If your green card application was rejected, there’s no reason to give up hope. There are various options for immigrants whose application for U.S. residence was denied.
Still, it’s wise to seek counsel from a skilled immigration attorney to determine which legal route is best to take, as the ideal option can vary based on individual circumstances. It’s helpful to have an idea of why you were denied a green card in the first place, as this can influence your next steps.
A qualified immigration lawyer can exercise comprehensive knowledge and legal experience to advise you on which option to pursue. Potential responses to a rejected green card application include:
- Filing a motion to reconsider. This is a commonly chosen path for applicants who suspect they were denied due to an error. Filing a motion to reconsider can allow you to prove that a legal or procedural error led to the rejection of your application.
- Filing a motion to reopen. This solution is typically pursued when new evidence warrants an applicant's case to be reopened. To be successful, an applicant must prove that they were unaware of the new evidence when they originally applied and were unable to submit it with the initial application.
- Appeal to the Administrative Appeals Office (AAO). This is a good course to take if you suspect the USCIS made a procedural error that led to the rejection of your application.
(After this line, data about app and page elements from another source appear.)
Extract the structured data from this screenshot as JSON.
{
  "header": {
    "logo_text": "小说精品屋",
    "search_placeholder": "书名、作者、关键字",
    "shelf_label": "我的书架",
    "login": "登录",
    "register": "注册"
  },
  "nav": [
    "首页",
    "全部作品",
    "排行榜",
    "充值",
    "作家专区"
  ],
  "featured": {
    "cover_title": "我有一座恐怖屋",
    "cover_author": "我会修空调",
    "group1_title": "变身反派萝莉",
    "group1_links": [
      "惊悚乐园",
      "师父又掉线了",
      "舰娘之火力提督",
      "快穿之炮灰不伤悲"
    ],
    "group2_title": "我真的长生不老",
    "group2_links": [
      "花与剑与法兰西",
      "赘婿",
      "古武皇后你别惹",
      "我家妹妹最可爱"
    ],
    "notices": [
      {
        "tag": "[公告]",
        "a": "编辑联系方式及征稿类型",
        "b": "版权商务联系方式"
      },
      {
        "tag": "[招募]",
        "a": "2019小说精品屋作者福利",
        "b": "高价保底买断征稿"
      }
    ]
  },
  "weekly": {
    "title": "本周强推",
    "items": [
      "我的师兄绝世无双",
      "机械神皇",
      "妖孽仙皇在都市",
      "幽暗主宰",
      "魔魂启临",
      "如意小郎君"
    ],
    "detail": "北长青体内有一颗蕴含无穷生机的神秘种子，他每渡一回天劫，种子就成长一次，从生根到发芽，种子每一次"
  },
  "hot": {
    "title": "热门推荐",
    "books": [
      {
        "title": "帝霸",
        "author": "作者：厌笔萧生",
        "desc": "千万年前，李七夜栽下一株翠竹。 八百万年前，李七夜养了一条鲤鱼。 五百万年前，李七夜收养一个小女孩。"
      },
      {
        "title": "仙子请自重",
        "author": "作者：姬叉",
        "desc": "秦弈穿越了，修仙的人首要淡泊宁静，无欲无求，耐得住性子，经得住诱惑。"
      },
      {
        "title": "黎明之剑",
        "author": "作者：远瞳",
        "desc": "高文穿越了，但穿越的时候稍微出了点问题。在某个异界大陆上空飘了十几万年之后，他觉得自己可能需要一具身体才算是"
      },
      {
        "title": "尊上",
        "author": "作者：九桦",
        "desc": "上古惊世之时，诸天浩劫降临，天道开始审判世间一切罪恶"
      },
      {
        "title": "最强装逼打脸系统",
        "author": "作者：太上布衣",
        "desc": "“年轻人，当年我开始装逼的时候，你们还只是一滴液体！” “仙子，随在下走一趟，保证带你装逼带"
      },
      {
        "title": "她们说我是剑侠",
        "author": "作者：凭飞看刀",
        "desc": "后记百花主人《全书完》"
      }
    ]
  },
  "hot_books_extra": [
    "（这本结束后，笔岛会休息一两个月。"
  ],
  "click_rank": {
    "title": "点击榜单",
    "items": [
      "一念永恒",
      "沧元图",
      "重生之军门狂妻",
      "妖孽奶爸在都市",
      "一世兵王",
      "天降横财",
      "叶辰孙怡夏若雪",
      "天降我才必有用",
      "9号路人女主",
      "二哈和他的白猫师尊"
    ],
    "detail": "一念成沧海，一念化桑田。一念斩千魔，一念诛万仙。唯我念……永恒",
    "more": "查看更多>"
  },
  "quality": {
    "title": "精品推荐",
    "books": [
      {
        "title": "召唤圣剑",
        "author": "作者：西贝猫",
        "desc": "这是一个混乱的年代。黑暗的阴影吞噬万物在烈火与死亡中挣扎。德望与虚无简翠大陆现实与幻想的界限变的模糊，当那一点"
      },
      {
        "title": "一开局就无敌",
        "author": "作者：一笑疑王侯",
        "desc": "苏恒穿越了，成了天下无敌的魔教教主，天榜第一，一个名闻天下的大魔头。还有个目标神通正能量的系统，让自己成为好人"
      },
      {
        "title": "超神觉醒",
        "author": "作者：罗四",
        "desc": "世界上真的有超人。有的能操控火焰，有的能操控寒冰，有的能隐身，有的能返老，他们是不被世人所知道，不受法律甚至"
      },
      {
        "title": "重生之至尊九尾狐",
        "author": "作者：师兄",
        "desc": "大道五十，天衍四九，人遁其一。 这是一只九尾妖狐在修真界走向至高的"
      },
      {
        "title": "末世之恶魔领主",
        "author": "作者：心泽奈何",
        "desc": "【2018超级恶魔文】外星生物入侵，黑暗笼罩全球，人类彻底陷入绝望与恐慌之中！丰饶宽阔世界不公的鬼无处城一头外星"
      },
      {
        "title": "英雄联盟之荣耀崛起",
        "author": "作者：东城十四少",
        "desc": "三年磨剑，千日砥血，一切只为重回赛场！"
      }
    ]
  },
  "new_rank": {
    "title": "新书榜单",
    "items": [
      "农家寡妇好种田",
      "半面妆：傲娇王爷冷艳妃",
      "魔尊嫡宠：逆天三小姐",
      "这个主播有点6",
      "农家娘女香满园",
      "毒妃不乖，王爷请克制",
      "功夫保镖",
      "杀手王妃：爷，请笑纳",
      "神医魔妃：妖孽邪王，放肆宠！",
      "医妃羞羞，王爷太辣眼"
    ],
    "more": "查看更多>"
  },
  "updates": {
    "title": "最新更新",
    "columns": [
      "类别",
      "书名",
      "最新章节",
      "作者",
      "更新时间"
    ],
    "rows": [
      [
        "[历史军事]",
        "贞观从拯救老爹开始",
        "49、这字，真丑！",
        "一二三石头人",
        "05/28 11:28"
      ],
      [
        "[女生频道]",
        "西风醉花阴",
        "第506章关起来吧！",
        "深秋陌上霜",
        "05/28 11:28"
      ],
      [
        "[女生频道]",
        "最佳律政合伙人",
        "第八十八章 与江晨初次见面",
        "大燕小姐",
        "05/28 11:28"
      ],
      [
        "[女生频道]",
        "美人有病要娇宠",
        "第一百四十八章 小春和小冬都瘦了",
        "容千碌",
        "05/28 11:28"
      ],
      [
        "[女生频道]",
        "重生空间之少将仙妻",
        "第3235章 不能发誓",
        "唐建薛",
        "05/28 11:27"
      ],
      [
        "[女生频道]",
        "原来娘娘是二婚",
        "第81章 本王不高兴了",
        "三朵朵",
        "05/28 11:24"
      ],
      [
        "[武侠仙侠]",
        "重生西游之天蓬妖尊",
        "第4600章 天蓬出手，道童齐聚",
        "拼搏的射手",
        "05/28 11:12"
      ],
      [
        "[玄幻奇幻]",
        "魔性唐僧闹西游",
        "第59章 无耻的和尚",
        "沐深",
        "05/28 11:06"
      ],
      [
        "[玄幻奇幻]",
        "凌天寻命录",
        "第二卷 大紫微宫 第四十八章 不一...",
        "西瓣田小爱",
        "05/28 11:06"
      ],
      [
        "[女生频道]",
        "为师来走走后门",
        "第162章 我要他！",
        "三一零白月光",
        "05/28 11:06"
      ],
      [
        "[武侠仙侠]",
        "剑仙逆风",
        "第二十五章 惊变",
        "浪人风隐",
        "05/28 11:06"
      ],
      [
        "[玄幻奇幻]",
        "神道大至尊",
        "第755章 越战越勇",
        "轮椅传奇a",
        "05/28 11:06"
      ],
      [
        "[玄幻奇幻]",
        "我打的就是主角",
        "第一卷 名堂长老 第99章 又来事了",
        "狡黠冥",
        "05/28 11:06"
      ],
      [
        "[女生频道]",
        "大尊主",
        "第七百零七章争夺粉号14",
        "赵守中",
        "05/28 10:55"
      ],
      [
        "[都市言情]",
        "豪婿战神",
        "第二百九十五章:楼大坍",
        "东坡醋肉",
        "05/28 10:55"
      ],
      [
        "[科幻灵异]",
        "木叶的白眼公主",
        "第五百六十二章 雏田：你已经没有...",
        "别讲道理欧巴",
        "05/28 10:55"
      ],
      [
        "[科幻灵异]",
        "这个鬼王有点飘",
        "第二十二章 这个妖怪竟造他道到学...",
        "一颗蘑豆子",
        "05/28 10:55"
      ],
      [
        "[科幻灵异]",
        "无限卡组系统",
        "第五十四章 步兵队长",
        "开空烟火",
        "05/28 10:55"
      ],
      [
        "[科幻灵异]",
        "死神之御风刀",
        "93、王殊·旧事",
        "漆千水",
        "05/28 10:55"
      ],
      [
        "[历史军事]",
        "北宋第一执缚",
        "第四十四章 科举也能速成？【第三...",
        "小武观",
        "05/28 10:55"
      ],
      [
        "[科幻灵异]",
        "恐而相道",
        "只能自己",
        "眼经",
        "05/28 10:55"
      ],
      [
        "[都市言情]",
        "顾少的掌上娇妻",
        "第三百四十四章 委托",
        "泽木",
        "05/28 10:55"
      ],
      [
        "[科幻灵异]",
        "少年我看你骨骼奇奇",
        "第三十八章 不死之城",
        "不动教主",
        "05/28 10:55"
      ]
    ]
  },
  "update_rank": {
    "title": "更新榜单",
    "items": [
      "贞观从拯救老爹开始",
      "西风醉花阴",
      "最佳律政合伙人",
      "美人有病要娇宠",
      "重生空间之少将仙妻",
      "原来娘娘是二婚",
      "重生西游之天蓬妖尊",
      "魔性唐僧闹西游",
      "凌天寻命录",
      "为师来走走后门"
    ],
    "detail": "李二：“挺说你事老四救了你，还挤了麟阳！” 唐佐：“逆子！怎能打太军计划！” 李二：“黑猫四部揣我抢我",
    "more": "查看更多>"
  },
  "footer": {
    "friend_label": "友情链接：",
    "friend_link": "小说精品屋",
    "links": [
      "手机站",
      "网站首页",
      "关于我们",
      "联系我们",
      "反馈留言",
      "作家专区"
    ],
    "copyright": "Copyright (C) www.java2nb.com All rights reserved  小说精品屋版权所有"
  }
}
Applicants must file Form I-290B with the U.S. Citizenship and Immigration Services (USCIS) for an AAO officer to reconsider their petition.
- Refile Form I-485. Refiling provides applicants with a fresh start, as it allows them to resubmit Form I-485 with additional evidence to strengthen their case.
- Request reconsideration from a judge. This is a last-resort strategy that, while effective for some, puts applicants at risk of removal. Interested applicants must refile their I-485 form to receive a Notice to Appear. At the hearing, they may make their case to the judge.
Passionate Legal Advocacy for Immigrants in Miami
The U.S. immigration process can be long and frustrating. Whether you’re seeking U.S. residence to reunite with family, escape persecution, discover economic opportunities, or simply start a new life in America, you deserve justice and respect.
Our experienced immigration attorneys are proud to provide reliable legal representation and customized solutions for our clients in Florida. Our firm can collaborate with you to help change your status, avoid removal, file a motion to reconsider or reopen your case, and other aspects of the immigration process.
We’re proud to have a hard-earned reputation for setting honest and straightforward reputations, providing compassionate legal counsel, and making your personal goals our own. When you partner with Hubbs Law, P.A., you’re partnering with skilled legal advocates who will advocate tirelessly on your behalf from start to finish. Don’t wait to make your American dream a reality.
Are you a non-citizen seeking U.S. citizenship? Do you feel trapped in a backlogged immigration process? Our firm is here to help. Call (305) 570-4802 to request a confidential consultation.